In the records below, how many lines hold the string "database"? Give only the number.
(Data shown begins)
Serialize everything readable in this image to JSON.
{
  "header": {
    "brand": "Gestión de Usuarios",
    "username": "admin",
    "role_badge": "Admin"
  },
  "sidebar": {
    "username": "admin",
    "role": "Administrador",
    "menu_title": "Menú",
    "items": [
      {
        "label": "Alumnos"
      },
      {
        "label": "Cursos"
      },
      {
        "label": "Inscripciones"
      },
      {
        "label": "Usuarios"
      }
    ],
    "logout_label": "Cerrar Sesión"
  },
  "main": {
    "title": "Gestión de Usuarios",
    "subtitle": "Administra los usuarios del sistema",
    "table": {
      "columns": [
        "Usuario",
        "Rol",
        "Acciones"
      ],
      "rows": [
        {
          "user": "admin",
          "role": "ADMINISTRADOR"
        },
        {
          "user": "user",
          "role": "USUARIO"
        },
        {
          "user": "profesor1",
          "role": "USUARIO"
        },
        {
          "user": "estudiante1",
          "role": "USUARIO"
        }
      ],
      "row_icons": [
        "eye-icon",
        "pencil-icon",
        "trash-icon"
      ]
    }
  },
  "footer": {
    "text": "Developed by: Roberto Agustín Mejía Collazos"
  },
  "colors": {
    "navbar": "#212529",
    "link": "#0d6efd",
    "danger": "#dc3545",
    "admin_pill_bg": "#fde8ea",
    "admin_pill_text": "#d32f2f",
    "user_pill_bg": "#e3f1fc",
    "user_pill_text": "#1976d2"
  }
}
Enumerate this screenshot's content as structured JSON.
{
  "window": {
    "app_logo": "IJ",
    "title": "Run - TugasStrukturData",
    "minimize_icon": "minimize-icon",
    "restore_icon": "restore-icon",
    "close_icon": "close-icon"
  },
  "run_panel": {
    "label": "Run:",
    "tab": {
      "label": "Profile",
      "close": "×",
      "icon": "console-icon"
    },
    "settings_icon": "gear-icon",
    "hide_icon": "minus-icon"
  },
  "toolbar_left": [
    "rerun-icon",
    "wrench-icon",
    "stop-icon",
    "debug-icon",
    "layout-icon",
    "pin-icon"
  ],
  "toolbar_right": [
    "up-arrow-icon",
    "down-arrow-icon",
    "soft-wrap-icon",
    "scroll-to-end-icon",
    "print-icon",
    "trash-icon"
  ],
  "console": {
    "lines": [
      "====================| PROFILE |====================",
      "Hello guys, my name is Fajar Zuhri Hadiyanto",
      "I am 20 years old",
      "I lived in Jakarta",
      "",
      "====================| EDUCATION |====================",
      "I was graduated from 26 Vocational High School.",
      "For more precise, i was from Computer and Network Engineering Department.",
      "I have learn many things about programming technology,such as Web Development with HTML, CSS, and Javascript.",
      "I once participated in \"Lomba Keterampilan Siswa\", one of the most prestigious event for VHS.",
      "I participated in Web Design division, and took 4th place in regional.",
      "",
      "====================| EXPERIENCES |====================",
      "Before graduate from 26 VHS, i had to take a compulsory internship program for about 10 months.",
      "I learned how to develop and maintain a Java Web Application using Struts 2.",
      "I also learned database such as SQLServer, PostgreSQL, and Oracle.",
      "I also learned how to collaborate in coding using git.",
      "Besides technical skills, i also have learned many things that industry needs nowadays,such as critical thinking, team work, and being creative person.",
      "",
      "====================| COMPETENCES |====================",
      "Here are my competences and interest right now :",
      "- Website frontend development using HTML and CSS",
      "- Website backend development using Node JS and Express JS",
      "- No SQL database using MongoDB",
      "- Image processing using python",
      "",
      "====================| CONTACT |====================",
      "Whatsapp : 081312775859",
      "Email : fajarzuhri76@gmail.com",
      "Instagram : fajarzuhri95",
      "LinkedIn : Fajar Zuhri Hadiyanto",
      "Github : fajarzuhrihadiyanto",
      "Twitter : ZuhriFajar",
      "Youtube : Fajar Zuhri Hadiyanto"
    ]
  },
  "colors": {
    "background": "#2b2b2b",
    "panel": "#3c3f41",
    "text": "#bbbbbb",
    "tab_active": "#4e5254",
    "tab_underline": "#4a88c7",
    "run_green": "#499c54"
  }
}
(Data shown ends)
> [Solution]:
2